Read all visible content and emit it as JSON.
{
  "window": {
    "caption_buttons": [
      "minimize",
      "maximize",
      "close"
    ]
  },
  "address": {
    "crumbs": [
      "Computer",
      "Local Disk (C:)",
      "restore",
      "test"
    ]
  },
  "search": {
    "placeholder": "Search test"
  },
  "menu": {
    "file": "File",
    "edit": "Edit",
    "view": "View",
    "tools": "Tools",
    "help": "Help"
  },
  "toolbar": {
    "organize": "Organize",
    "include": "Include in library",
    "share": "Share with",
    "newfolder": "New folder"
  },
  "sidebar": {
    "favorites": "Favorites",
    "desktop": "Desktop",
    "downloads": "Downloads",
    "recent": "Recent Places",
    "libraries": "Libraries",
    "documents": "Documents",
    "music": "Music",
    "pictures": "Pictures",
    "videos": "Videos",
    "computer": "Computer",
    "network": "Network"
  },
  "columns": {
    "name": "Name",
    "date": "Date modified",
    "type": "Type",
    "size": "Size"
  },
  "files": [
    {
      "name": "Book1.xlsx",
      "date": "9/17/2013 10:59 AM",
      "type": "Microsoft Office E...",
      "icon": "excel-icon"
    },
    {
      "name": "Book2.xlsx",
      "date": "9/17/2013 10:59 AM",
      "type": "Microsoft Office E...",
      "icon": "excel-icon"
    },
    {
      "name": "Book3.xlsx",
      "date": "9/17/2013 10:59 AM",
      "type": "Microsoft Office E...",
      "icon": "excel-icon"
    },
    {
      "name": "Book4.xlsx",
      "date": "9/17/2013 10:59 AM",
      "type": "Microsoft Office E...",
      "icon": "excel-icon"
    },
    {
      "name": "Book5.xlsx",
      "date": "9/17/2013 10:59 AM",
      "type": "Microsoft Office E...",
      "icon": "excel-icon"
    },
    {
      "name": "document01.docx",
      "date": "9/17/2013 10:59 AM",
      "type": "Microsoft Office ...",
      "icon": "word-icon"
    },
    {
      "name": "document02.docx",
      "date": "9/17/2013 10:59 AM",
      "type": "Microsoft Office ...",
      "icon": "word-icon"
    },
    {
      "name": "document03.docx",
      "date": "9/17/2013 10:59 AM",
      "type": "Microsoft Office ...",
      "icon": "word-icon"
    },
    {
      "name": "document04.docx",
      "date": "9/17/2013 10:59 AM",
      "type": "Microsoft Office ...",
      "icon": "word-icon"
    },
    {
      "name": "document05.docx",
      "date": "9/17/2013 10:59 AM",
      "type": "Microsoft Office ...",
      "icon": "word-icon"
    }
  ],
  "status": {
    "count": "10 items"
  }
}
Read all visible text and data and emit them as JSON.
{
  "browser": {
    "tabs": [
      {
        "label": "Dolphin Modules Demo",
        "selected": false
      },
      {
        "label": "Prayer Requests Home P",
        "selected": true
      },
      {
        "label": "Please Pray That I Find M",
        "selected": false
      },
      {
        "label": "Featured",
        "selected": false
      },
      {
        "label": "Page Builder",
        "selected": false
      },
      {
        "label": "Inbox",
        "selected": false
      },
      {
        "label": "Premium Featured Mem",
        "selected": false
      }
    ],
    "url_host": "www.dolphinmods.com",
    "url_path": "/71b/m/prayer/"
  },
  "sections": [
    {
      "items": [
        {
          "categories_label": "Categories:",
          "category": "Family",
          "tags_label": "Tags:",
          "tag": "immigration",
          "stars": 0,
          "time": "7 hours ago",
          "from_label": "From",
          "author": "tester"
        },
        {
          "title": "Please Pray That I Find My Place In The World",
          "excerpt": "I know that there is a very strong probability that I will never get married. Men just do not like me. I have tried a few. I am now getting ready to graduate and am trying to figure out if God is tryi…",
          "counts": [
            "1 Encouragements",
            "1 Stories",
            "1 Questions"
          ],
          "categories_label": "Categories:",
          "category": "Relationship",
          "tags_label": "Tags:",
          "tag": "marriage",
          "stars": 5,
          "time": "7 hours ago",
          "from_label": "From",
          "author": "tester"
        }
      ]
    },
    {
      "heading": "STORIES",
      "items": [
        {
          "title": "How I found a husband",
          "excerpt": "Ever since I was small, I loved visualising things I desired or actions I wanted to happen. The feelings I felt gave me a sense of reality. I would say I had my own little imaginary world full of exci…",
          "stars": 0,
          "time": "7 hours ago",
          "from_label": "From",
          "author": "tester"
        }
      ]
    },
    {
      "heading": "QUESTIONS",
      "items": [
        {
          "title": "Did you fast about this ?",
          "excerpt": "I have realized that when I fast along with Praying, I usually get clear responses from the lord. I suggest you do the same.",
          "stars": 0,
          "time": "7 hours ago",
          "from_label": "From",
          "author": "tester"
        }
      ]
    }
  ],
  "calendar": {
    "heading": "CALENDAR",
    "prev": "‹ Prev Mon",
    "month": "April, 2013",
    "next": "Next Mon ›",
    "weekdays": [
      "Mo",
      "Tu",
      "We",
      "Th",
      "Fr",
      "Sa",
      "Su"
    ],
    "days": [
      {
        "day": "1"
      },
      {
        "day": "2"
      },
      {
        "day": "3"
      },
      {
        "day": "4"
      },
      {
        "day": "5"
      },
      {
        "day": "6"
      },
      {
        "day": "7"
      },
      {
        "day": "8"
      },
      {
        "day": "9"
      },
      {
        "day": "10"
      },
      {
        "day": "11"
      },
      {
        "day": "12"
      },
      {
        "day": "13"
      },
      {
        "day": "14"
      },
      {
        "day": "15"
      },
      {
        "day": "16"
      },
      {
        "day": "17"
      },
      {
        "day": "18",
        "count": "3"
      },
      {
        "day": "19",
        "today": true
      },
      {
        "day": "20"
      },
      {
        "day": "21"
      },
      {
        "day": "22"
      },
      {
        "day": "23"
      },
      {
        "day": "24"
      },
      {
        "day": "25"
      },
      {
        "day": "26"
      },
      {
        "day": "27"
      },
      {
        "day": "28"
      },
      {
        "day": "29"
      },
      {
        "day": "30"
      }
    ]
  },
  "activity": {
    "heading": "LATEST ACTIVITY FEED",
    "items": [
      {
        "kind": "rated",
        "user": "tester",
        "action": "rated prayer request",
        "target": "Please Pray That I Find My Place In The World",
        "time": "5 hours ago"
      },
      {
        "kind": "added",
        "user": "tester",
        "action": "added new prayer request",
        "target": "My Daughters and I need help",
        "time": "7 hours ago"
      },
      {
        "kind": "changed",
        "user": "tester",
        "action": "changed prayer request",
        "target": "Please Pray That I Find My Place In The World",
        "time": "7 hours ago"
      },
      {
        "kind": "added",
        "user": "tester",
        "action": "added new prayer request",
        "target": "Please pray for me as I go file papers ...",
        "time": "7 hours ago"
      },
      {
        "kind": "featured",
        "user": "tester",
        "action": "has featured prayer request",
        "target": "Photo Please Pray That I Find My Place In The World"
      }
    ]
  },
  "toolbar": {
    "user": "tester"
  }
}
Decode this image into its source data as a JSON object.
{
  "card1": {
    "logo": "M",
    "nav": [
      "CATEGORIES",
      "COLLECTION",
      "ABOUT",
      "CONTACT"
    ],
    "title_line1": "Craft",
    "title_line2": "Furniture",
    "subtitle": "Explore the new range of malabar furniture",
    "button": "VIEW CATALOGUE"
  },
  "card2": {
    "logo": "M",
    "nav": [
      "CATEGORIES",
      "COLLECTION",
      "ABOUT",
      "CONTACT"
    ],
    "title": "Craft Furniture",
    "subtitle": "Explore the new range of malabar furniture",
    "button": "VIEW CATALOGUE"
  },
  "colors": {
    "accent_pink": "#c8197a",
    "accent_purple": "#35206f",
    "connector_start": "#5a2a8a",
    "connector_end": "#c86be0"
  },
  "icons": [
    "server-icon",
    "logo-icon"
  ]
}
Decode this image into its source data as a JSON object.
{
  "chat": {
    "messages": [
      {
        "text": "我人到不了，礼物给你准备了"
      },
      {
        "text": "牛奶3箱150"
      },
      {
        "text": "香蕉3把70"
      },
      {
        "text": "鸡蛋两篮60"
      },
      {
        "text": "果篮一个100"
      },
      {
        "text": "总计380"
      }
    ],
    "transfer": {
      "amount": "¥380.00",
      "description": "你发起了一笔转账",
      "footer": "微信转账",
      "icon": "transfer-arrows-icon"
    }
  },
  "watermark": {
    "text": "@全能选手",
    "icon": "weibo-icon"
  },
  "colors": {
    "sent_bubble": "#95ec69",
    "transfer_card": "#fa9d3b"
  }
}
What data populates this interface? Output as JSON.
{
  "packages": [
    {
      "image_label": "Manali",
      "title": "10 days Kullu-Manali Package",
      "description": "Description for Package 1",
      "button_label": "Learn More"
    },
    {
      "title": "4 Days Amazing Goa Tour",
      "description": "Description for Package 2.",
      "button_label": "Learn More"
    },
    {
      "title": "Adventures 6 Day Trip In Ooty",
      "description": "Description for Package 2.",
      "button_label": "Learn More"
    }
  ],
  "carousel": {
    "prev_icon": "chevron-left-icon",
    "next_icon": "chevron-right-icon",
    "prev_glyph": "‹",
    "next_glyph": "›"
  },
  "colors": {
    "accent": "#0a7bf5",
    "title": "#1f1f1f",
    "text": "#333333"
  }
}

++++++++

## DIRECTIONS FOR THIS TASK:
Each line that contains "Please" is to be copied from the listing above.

## TASK OUTPUT:
        "label": "Please Pray That I Find M",
          "title": "Please Pray That I Find My Place In The World",
        "target": "Please Pray That I Find My Place In The World",
        "target": "Please Pray That I Find My Place In The World",
        "target": "Please pray for me as I go file papers ...",
        "target": "Photo Please Pray That I Find My Place In The World"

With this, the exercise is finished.